• [TASK REQUIREMENTS]: From the listing below, extract every line in which the word "content" appears.

##### ENTRIES SHOWN

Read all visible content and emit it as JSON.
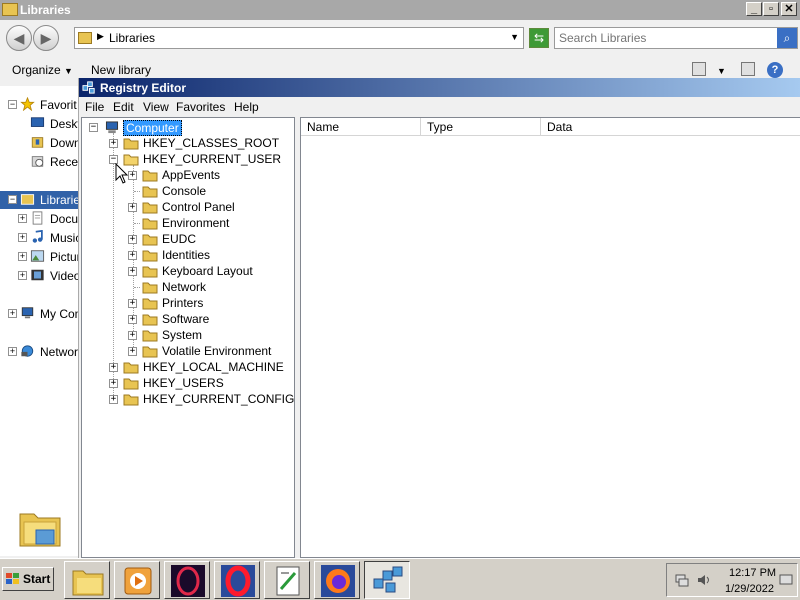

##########
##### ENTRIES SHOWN

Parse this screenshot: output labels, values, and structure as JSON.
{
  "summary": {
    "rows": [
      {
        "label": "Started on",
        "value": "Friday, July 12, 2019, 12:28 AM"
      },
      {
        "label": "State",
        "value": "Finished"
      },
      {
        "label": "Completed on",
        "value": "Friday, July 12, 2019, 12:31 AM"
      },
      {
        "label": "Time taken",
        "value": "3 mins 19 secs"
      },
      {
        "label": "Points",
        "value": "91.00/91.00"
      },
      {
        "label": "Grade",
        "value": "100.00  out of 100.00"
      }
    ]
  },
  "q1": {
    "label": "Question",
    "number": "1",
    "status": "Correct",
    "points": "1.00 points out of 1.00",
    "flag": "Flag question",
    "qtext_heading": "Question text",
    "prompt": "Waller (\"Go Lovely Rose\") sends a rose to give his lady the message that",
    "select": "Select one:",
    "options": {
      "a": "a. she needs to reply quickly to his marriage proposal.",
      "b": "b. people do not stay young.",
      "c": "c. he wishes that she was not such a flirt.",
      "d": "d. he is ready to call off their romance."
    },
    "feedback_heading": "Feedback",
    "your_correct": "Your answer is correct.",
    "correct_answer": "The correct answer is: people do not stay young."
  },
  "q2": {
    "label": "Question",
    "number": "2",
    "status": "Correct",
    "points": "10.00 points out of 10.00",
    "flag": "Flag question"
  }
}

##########
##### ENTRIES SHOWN

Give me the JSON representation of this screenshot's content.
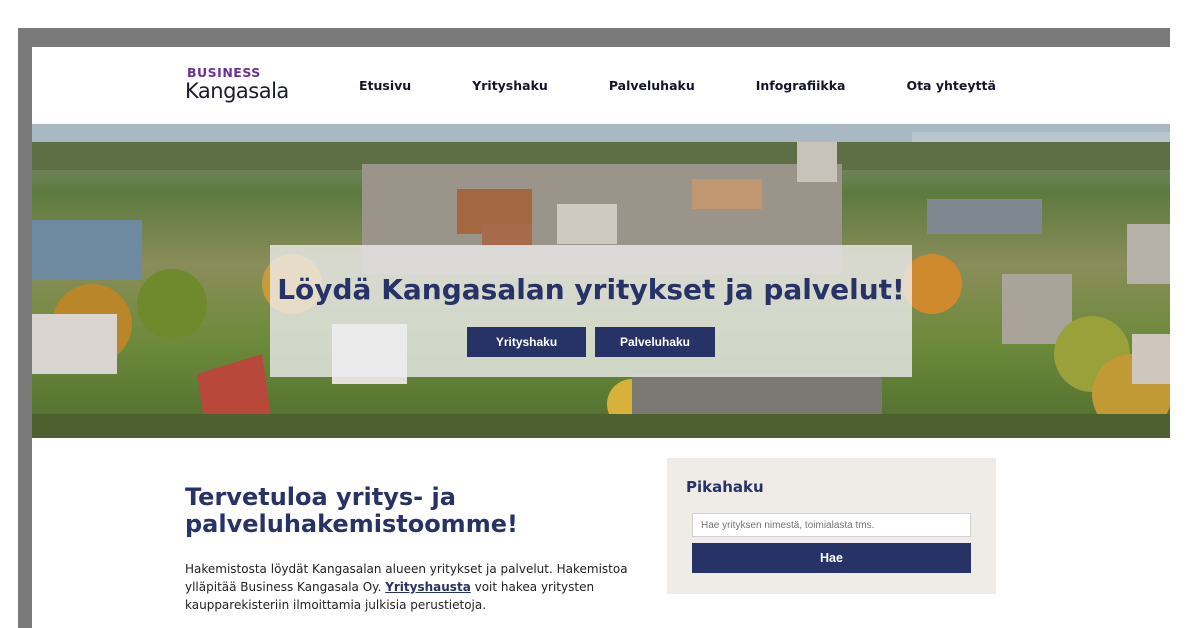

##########

• [TASK RESULT]:
Read all visible content and emit it as JSON.
Give me the JSON representation of this screenshot's content.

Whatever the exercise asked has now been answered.